For young researcher Josh McDonald, receiving an Australia India Research Students (AIRS) Fellowship presented a unique opportunity for both academic and personal growth. In addition to pursuing his research interests in smart farming solutions, the Fellowship afforded Josh the chance to meet some of his wife’s extended family for the first time and develop a deeper appreciation for Indian culture. Here, the Queensland University of Technology master's student reflects on the meaningful experience.
What motivated you to apply for an AIRS Fellowship? India is a diverse and vast country, offering many opportunities for both academic and commercial pursuits. I wanted to step out of my comfort zone to share my research, collaborate, and build a global network, while also satisfying a personal goal of visiting India for the first time. My wife was born in India and now having visited her family in India, I feel a stronger connection to Indian culture and a great sense of pride.
Can you tell me a little about your Fellowship project? My research focused on developing biodegradable electronics using chitosan – a biopolymer derived from the shells of crustaceans – to develop flexible electronics for sensing and power generation. Solar cell and transistor architectures were investigated which have potential applications in smart agriculture, particularly in monitoring crop health.

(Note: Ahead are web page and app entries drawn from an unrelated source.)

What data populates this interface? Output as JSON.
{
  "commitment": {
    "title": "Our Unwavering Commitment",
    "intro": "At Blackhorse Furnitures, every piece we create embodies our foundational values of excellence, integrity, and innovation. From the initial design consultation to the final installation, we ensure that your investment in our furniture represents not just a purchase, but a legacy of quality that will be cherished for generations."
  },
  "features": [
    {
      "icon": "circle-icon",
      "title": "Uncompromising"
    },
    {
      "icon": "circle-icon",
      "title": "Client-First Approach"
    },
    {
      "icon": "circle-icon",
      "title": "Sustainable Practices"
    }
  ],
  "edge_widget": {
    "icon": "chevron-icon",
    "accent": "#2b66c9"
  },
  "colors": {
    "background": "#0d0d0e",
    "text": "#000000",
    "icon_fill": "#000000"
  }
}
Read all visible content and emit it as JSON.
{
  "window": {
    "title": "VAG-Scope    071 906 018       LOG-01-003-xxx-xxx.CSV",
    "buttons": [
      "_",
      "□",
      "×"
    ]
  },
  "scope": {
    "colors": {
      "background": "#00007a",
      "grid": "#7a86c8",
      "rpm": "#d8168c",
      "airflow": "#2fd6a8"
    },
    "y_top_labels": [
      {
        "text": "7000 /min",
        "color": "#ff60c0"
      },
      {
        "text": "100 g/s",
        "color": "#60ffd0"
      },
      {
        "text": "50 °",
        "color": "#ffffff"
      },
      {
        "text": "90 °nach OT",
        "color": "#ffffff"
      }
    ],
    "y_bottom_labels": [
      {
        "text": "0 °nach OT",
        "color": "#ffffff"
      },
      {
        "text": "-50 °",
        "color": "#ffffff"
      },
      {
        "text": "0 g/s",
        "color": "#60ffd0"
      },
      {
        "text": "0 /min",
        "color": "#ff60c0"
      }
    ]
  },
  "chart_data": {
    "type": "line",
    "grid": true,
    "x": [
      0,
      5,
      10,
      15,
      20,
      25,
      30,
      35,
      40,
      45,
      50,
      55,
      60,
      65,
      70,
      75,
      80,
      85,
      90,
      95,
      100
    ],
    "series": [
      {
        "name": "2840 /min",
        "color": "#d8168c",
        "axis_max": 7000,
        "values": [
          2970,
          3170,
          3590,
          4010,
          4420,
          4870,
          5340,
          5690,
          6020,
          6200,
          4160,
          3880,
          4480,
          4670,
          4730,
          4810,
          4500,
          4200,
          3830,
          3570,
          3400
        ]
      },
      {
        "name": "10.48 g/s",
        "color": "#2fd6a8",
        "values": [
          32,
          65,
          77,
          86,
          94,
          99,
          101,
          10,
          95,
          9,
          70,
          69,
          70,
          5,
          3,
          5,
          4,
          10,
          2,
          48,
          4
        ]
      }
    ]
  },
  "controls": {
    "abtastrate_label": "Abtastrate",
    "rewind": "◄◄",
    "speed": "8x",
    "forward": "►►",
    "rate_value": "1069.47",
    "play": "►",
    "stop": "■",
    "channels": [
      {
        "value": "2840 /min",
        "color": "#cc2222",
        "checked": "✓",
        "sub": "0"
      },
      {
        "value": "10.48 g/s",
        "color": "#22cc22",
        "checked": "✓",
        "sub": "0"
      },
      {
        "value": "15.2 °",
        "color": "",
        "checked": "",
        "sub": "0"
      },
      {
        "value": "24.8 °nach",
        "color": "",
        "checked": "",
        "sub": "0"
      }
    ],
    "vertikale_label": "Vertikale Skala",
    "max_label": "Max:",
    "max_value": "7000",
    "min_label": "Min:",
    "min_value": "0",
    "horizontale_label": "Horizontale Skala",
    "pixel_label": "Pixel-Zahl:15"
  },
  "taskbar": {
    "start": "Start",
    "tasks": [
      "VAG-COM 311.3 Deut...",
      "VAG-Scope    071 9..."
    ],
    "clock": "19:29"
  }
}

How did the Fellowship support your research pursuits? I was fortunate to receive expert guidance from the Indian Institute of Technology Madras during my six-week exchange. While I had my own set of research goals to achieve, I was also excited to learn as much as I could from my host group. A highlight was witnessing the process of UV-photolithography as used in semiconductor chip manufacturing. I was also able to share my skills with some PhD students, including helping one student build their first working solar cell for their project.
How was your experience of conducting research in India? My host institute offered me valuable insight into how universities operate in different parts of the world.